Several factors contribute to an overly upturned nose. Genetic factors are primary, with some inheriting this particular nasal shape from their ancestry. Childhood habits, surprisingly, can also play a role; persistent thumb-sucking, for example, can exert upward pressure on the nose's base, leading to this upturned appearance in some individuals. Additionally, a previous rhinoplasty with an aggressive removal of the nasal tip's supporting structures can result in this exaggerated tilt. While primarily an aesthetic concern, an overly upturned nose can sometimes expose the nasal interior, leading to dryness or increased susceptibility to external contaminants.
Addressing nose side profile balance issues is a nuanced process that requires an in-depth understanding of both the aesthetic and functional facets of the nose. Over the years, medical advancements have paved the way for a variety of treatments that not only enhance the nose's appearance but also improve its function. Among the myriad of options, two stand out due to their effectiveness and popularity: dermal fillers and rhinoplasty.
Dermal fillers have rapidly become a favoured choice for those seeking non-surgical interventions. Comprising gel-like substances, these fillers are meticulously injected into specific areas of the nose to modify its shape and contour. The rise in their popularity can be attributed to the minimally invasive nature of the procedure. It's ideal for individuals keen on addressing minor imperfections or those contemplating subtle refinements. The application of dermal fillers is akin to sculpting; they can be used to smooth out a dorsal hump, provide elevation to a drooping nasal tip, or lend volume to a flat bridge. The swift nature of the procedure, often completed within an hour, combined with immediate visible results and negligible downtime, makes it a preferred option for many. However, it's important to note that the effects of dermal fillers are temporary. They offer individuals an opportunity to experience potential changes before possibly transitioning to more permanent solutions.
On the other end of the treatment spectrum lies rhinoplasty, a surgical procedure that has stood the test of time. Familiar to many as the 'nose job,' rhinoplasty provides a platform for comprehensive alterations to the nose's structure. Unlike the temporary nature of dermal fillers, rhinoplasty offers lasting changes. It's a versatile procedure, allowing for the reduction or augmentation of the nose's size, reshaping of the bridge or tip, narrowing of the nostrils, and even correction of functional issues like a deviated septum. The intricacies of rhinoplasty mean that it's crucial for individuals to have thorough consultations with qualified plastic surgeons. Such discussions enable patients to understand the best approach tailored to their needs and set realistic post-operative expectations. The recovery process following rhinoplasty is more involved than that of dermal fillers. Patients can expect some degree of swelling and bruising and will need to observe a period of rest and restricted physical activity.

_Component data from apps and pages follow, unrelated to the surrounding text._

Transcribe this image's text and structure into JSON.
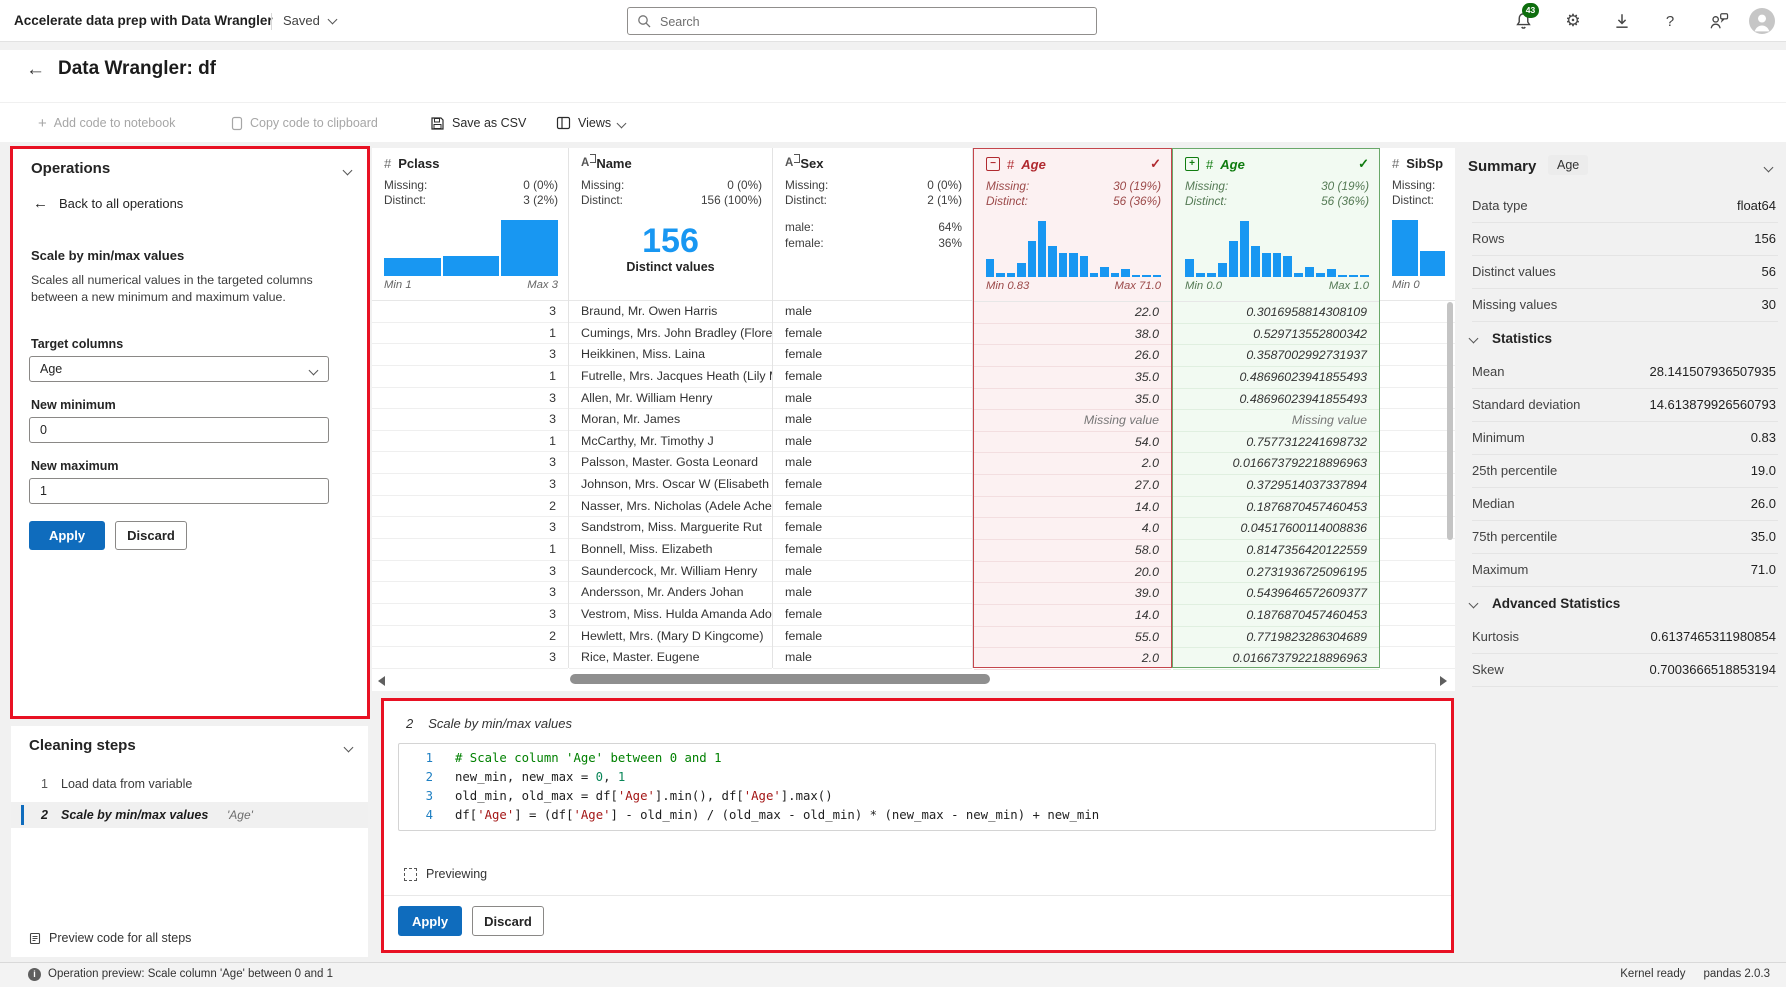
{
  "top_bar": {
    "app_title": "Accelerate data prep with Data Wrangler",
    "saved_label": "Saved",
    "search_placeholder": "Search",
    "notification_count": "43"
  },
  "header": {
    "title": "Data Wrangler: df"
  },
  "toolbar": {
    "add_code": "Add code to notebook",
    "copy_code": "Copy code to clipboard",
    "save_csv": "Save as CSV",
    "views": "Views"
  },
  "operations": {
    "title": "Operations",
    "back": "Back to all operations",
    "op_name": "Scale by min/max values",
    "description": "Scales all numerical values in the targeted columns between a new minimum and maximum value.",
    "target_label": "Target columns",
    "target_value": "Age",
    "min_label": "New minimum",
    "min_value": "0",
    "max_label": "New maximum",
    "max_value": "1",
    "apply": "Apply",
    "discard": "Discard"
  },
  "cleaning": {
    "title": "Cleaning steps",
    "steps": [
      {
        "num": "1",
        "label": "Load data from variable",
        "arg": ""
      },
      {
        "num": "2",
        "label": "Scale by min/max values",
        "arg": "'Age'"
      }
    ],
    "preview_all": "Preview code for all steps"
  },
  "grid": {
    "missing_text": "Missing value",
    "columns": [
      {
        "name": "Pclass",
        "icon": "number-icon",
        "missing_label": "Missing:",
        "missing": "0 (0%)",
        "distinct_label": "Distinct:",
        "distinct": "3 (2%)",
        "hist": {
          "bars": [
            0.33,
            0.35,
            1
          ],
          "min": "Min 1",
          "max": "Max 3"
        }
      },
      {
        "name": "Name",
        "icon": "text-icon",
        "missing_label": "Missing:",
        "missing": "0 (0%)",
        "distinct_label": "Distinct:",
        "distinct": "156 (100%)",
        "big_value": "156",
        "big_label": "Distinct values"
      },
      {
        "name": "Sex",
        "icon": "text-icon",
        "missing_label": "Missing:",
        "missing": "0 (0%)",
        "distinct_label": "Distinct:",
        "distinct": "2 (1%)",
        "categories": [
          {
            "label": "male:",
            "value": "64%"
          },
          {
            "label": "female:",
            "value": "36%"
          }
        ]
      },
      {
        "name": "Age",
        "icon": "number-icon",
        "variant": "removed",
        "box_glyph": "−",
        "check_glyph": "✓",
        "missing_label": "Missing:",
        "missing": "30 (19%)",
        "distinct_label": "Distinct:",
        "distinct": "56 (36%)",
        "hist": {
          "bars": [
            0.32,
            0.07,
            0.07,
            0.25,
            0.65,
            1,
            0.55,
            0.42,
            0.43,
            0.37,
            0.08,
            0.18,
            0.08,
            0.15,
            0.03,
            0.03,
            0.04
          ],
          "min": "Min 0.83",
          "max": "Max 71.0"
        }
      },
      {
        "name": "Age",
        "icon": "number-icon",
        "variant": "added",
        "box_glyph": "+",
        "check_glyph": "✓",
        "missing_label": "Missing:",
        "missing": "30 (19%)",
        "distinct_label": "Distinct:",
        "distinct": "56 (36%)",
        "hist": {
          "bars": [
            0.32,
            0.07,
            0.07,
            0.25,
            0.65,
            1,
            0.55,
            0.42,
            0.43,
            0.37,
            0.08,
            0.18,
            0.08,
            0.15,
            0.03,
            0.03,
            0.04
          ],
          "min": "Min 0.0",
          "max": "Max 1.0"
        }
      },
      {
        "name": "SibSp",
        "icon": "number-icon",
        "missing_label": "Missing:",
        "missing": "",
        "distinct_label": "Distinct:",
        "distinct": "",
        "hist": {
          "bars": [
            1,
            0.45
          ],
          "min": "Min 0",
          "max": ""
        }
      }
    ],
    "rows": [
      {
        "pclass": "3",
        "name": "Braund, Mr. Owen Harris",
        "sex": "male",
        "age": "22.0",
        "scaled": "0.3016958814308109"
      },
      {
        "pclass": "1",
        "name": "Cumings, Mrs. John Bradley (Florenc",
        "sex": "female",
        "age": "38.0",
        "scaled": "0.529713552800342"
      },
      {
        "pclass": "3",
        "name": "Heikkinen, Miss. Laina",
        "sex": "female",
        "age": "26.0",
        "scaled": "0.3587002992731937"
      },
      {
        "pclass": "1",
        "name": "Futrelle, Mrs. Jacques Heath (Lily Ma",
        "sex": "female",
        "age": "35.0",
        "scaled": "0.48696023941855493"
      },
      {
        "pclass": "3",
        "name": "Allen, Mr. William Henry",
        "sex": "male",
        "age": "35.0",
        "scaled": "0.48696023941855493"
      },
      {
        "pclass": "3",
        "name": "Moran, Mr. James",
        "sex": "male",
        "age": "Missing value",
        "scaled": "Missing value"
      },
      {
        "pclass": "1",
        "name": "McCarthy, Mr. Timothy J",
        "sex": "male",
        "age": "54.0",
        "scaled": "0.7577312241698732"
      },
      {
        "pclass": "3",
        "name": "Palsson, Master. Gosta Leonard",
        "sex": "male",
        "age": "2.0",
        "scaled": "0.016673792218896963"
      },
      {
        "pclass": "3",
        "name": "Johnson, Mrs. Oscar W (Elisabeth Vil",
        "sex": "female",
        "age": "27.0",
        "scaled": "0.3729514037337894"
      },
      {
        "pclass": "2",
        "name": "Nasser, Mrs. Nicholas (Adele Achem",
        "sex": "female",
        "age": "14.0",
        "scaled": "0.1876870457460453"
      },
      {
        "pclass": "3",
        "name": "Sandstrom, Miss. Marguerite Rut",
        "sex": "female",
        "age": "4.0",
        "scaled": "0.04517600114008836"
      },
      {
        "pclass": "1",
        "name": "Bonnell, Miss. Elizabeth",
        "sex": "female",
        "age": "58.0",
        "scaled": "0.8147356420122559"
      },
      {
        "pclass": "3",
        "name": "Saundercock, Mr. William Henry",
        "sex": "male",
        "age": "20.0",
        "scaled": "0.2731936725096195"
      },
      {
        "pclass": "3",
        "name": "Andersson, Mr. Anders Johan",
        "sex": "male",
        "age": "39.0",
        "scaled": "0.5439646572609377"
      },
      {
        "pclass": "3",
        "name": "Vestrom, Miss. Hulda Amanda Adolf",
        "sex": "female",
        "age": "14.0",
        "scaled": "0.1876870457460453"
      },
      {
        "pclass": "2",
        "name": "Hewlett, Mrs. (Mary D Kingcome)",
        "sex": "female",
        "age": "55.0",
        "scaled": "0.7719823286304689"
      },
      {
        "pclass": "3",
        "name": "Rice, Master. Eugene",
        "sex": "male",
        "age": "2.0",
        "scaled": "0.016673792218896963"
      }
    ]
  },
  "code_panel": {
    "step_num": "2",
    "step_label": "Scale by min/max values",
    "lines": [
      [
        {
          "c": "comment",
          "t": "# Scale column 'Age' between 0 and 1"
        }
      ],
      [
        {
          "c": "plain",
          "t": "new_min, new_max = "
        },
        {
          "c": "num",
          "t": "0"
        },
        {
          "c": "plain",
          "t": ", "
        },
        {
          "c": "num",
          "t": "1"
        }
      ],
      [
        {
          "c": "plain",
          "t": "old_min, old_max = df["
        },
        {
          "c": "str",
          "t": "'Age'"
        },
        {
          "c": "plain",
          "t": "].min(), df["
        },
        {
          "c": "str",
          "t": "'Age'"
        },
        {
          "c": "plain",
          "t": "].max()"
        }
      ],
      [
        {
          "c": "plain",
          "t": "df["
        },
        {
          "c": "str",
          "t": "'Age'"
        },
        {
          "c": "plain",
          "t": "] = (df["
        },
        {
          "c": "str",
          "t": "'Age'"
        },
        {
          "c": "plain",
          "t": "] - old_min) / (old_max - old_min) * (new_max - new_min) + new_min"
        }
      ]
    ],
    "previewing": "Previewing",
    "apply": "Apply",
    "discard": "Discard"
  },
  "summary": {
    "title": "Summary",
    "badge": "Age",
    "rows": [
      {
        "label": "Data type",
        "value": "float64"
      },
      {
        "label": "Rows",
        "value": "156"
      },
      {
        "label": "Distinct values",
        "value": "56"
      },
      {
        "label": "Missing values",
        "value": "30"
      }
    ],
    "statistics_title": "Statistics",
    "statistics": [
      {
        "label": "Mean",
        "value": "28.141507936507935"
      },
      {
        "label": "Standard deviation",
        "value": "14.613879926560793"
      },
      {
        "label": "Minimum",
        "value": "0.83"
      },
      {
        "label": "25th percentile",
        "value": "19.0"
      },
      {
        "label": "Median",
        "value": "26.0"
      },
      {
        "label": "75th percentile",
        "value": "35.0"
      },
      {
        "label": "Maximum",
        "value": "71.0"
      }
    ],
    "advanced_title": "Advanced Statistics",
    "advanced": [
      {
        "label": "Kurtosis",
        "value": "0.6137465311980854"
      },
      {
        "label": "Skew",
        "value": "0.7003666518853194"
      }
    ]
  },
  "status_bar": {
    "message": "Operation preview: Scale column 'Age' between 0 and 1",
    "kernel": "Kernel ready",
    "pandas": "pandas 2.0.3"
  },
  "colors": {
    "accent": "#0f6cbd",
    "histogram": "#1897f2",
    "removed_column": "#b02a30",
    "added_column": "#107c10",
    "annotation": "#e81123",
    "badge_green": "#0e6e0e"
  }
}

In the realm of nasal treatments, there isn't a one-size-fits-all solution. The choice between dermal fillers and rhinoplasty, or even other emerging treatments, hinges on individual preferences, the extent of the required modification, and the desired permanence of results. Regardless of the chosen path, the underpinning goal remains consistent: achieving a nose side profile balance that complements other facial features, resonates with the individual's aesthetic vision, and potentially enhances their quality of life.